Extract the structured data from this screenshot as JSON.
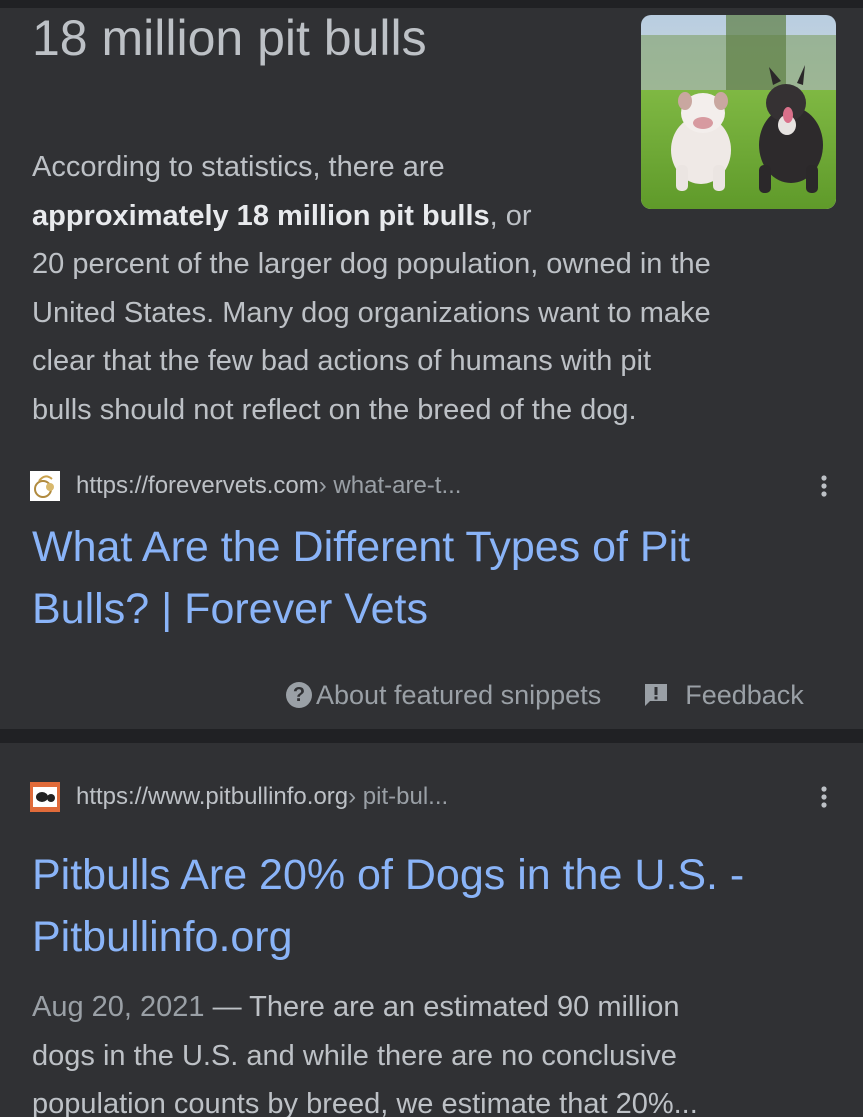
{
  "featured_snippet": {
    "answer_title": "18 million pit bulls",
    "image_alt": "two pit bull dogs sitting on grass",
    "snippet": {
      "line1": "According to statistics, there are",
      "line2_bold": "approximately 18 million pit bulls",
      "line2_rest": ", or",
      "line3": "20 percent of the larger dog population, owned in the",
      "line4": "United States. Many dog organizations want to make",
      "line5": "clear that the few bad actions of humans with pit",
      "line6": "bulls should not reflect on the breed of the dog."
    },
    "source": {
      "url_host": "https://forevervets.com",
      "url_path": " › what-are-t...",
      "favicon": "forevervets-favicon"
    },
    "title_line1": "What Are the Different Types of Pit",
    "title_line2": "Bulls? | Forever Vets",
    "footer": {
      "about_label": "About featured snippets",
      "feedback_label": "Feedback"
    }
  },
  "result": {
    "source": {
      "url_host": "https://www.pitbullinfo.org",
      "url_path": " › pit-bul...",
      "favicon": "pitbullinfo-favicon"
    },
    "title_line1": "Pitbulls Are 20% of Dogs in the U.S. -",
    "title_line2": "Pitbullinfo.org",
    "date": "Aug 20, 2021",
    "snippet_line1": " — There are an estimated 90 million",
    "snippet_line2": "dogs in the U.S. and while there are no conclusive",
    "snippet_line3": "population counts by breed, we estimate that 20%..."
  },
  "colors": {
    "background": "#303134",
    "separator": "#202124",
    "link": "#8ab4f8",
    "text": "#bdc1c6",
    "muted": "#9aa0a6"
  }
}
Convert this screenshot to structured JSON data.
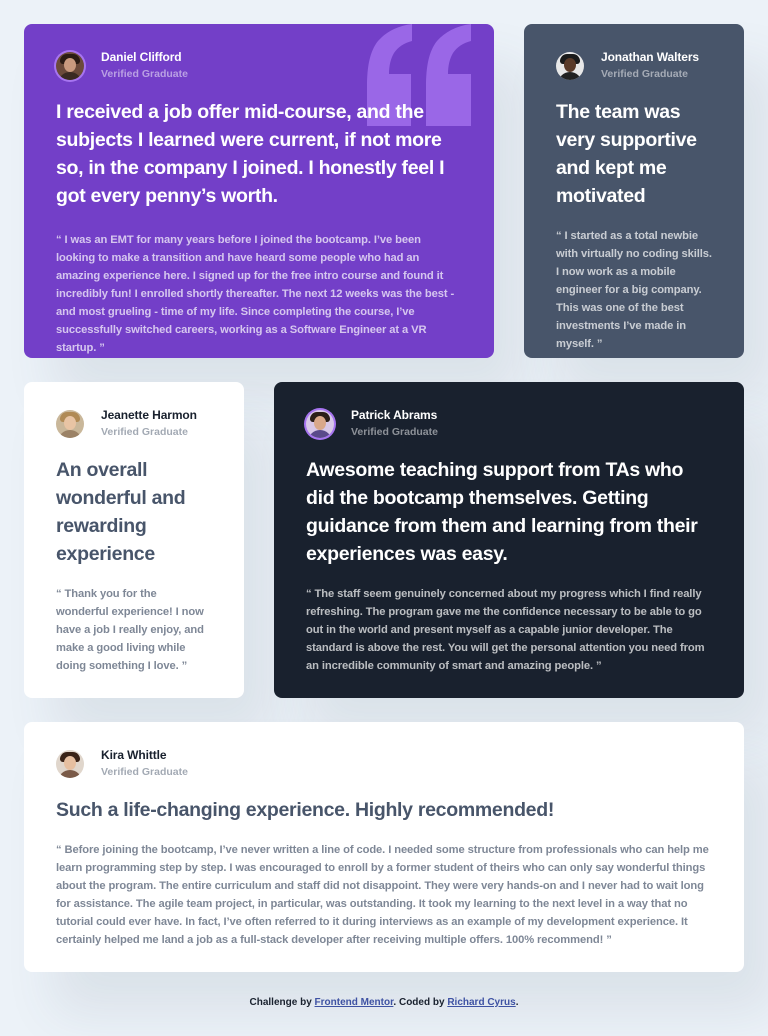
{
  "colors": {
    "page_bg": "#ECF2F8",
    "moderate_violet": "#733FC8",
    "grayish_blue": "#48556A",
    "very_dark_blackish_blue": "#19212E",
    "white": "#FFFFFF",
    "light_violet": "#A775F1",
    "link_blue": "#3E52A3"
  },
  "testimonials": {
    "daniel": {
      "name": "Daniel Clifford",
      "status": "Verified Graduate",
      "headline": "I received a job offer mid-course, and the subjects I learned were current, if not more so, in the company I joined. I honestly feel I got every penny’s worth.",
      "body": "“ I was an EMT for many years before I joined the bootcamp. I’ve been looking to make a transition and have heard some people who had an amazing experience here. I signed up for the free intro course and found it incredibly fun! I enrolled shortly thereafter. The next 12 weeks was the best - and most grueling - time of my life. Since completing the course, I’ve successfully switched careers, working as a Software Engineer at a VR startup. ”",
      "quote_icon": "quotation-mark-icon"
    },
    "jonathan": {
      "name": "Jonathan Walters",
      "status": "Verified Graduate",
      "headline": "The team was very supportive and kept me motivated",
      "body": "“ I started as a total newbie with virtually no coding skills. I now work as a mobile engineer for a big company. This was one of the best investments I’ve made in myself. ”"
    },
    "jeanette": {
      "name": "Jeanette Harmon",
      "status": "Verified Graduate",
      "headline": "An overall wonderful and rewarding experience",
      "body": "“ Thank you for the wonderful experience! I now have a job I really enjoy, and make a good living while doing something I love. ”"
    },
    "patrick": {
      "name": "Patrick Abrams",
      "status": "Verified Graduate",
      "headline": "Awesome teaching support from TAs who did the bootcamp themselves. Getting guidance from them and learning from their experiences was easy.",
      "body": "“ The staff seem genuinely concerned about my progress which I find really refreshing. The program gave me the confidence necessary to be able to go out in the world and present myself as a capable junior developer. The standard is above the rest. You will get the personal attention you need from an incredible community of smart and amazing people. ”"
    },
    "kira": {
      "name": "Kira Whittle",
      "status": "Verified Graduate",
      "headline": "Such a life-changing experience. Highly recommended!",
      "body": "“ Before joining the bootcamp, I’ve never written a line of code. I needed some structure from professionals who can help me learn programming step by step. I was encouraged to enroll by a former student of theirs who can only say wonderful things about the program. The entire curriculum and staff did not disappoint. They were very hands-on and I never had to wait long for assistance. The agile team project, in particular, was outstanding. It took my learning to the next level in a way that no tutorial could ever have. In fact, I’ve often referred to it during interviews as an example of my development experience. It certainly helped me land a job as a full-stack developer after receiving multiple offers. 100% recommend! ”"
    }
  },
  "footer": {
    "prefix": "Challenge by ",
    "link1": "Frontend Mentor",
    "middle": ". Coded by ",
    "link2": "Richard Cyrus",
    "suffix": "."
  }
}
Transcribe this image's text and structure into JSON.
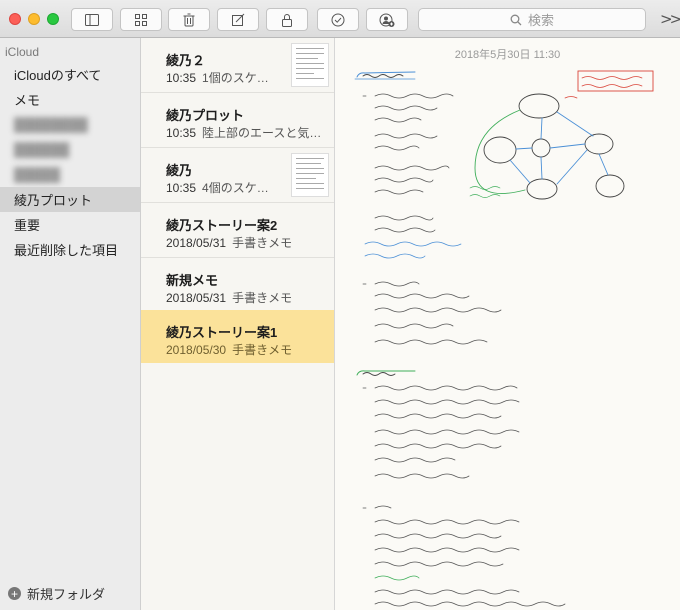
{
  "toolbar": {
    "buttons": [
      "sidebar-toggle-icon",
      "gallery-icon",
      "trash-icon",
      "compose-icon",
      "lock-icon",
      "checklist-icon",
      "add-people-icon"
    ],
    "search_placeholder": "検索",
    "overflow": ">>"
  },
  "sidebar": {
    "section": "iCloud",
    "items": [
      {
        "label": "iCloudのすべて"
      },
      {
        "label": "メモ"
      },
      {
        "label": "████████"
      },
      {
        "label": "██████"
      },
      {
        "label": "█████"
      },
      {
        "label": "綾乃プロット"
      },
      {
        "label": "重要"
      },
      {
        "label": "最近削除した項目"
      }
    ],
    "selected_index": 5,
    "new_folder": "新規フォルダ"
  },
  "notes": [
    {
      "title": "綾乃２",
      "time": "10:35",
      "snippet": "1個のスケ…",
      "has_thumb": true
    },
    {
      "title": "綾乃プロット",
      "time": "10:35",
      "snippet": "陸上部のエースと気…",
      "has_thumb": false
    },
    {
      "title": "綾乃",
      "time": "10:35",
      "snippet": "4個のスケ…",
      "has_thumb": true
    },
    {
      "title": "綾乃ストーリー案2",
      "time": "2018/05/31",
      "snippet": "手書きメモ",
      "has_thumb": false
    },
    {
      "title": "新規メモ",
      "time": "2018/05/31",
      "snippet": "手書きメモ",
      "has_thumb": false
    },
    {
      "title": "綾乃ストーリー案1",
      "time": "2018/05/30",
      "snippet": "手書きメモ",
      "has_thumb": false
    }
  ],
  "selected_note_index": 5,
  "editor": {
    "date": "2018年5月30日 11:30"
  },
  "colors": {
    "selected_note": "#fbe29a",
    "sidebar_selected": "#d3d3d3",
    "ink": "#333333",
    "ink_blue": "#4a8fd6",
    "ink_green": "#3fae5a",
    "ink_red": "#d9453a"
  }
}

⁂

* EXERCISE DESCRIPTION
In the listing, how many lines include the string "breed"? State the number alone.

* RESULT OF THIS TASK
2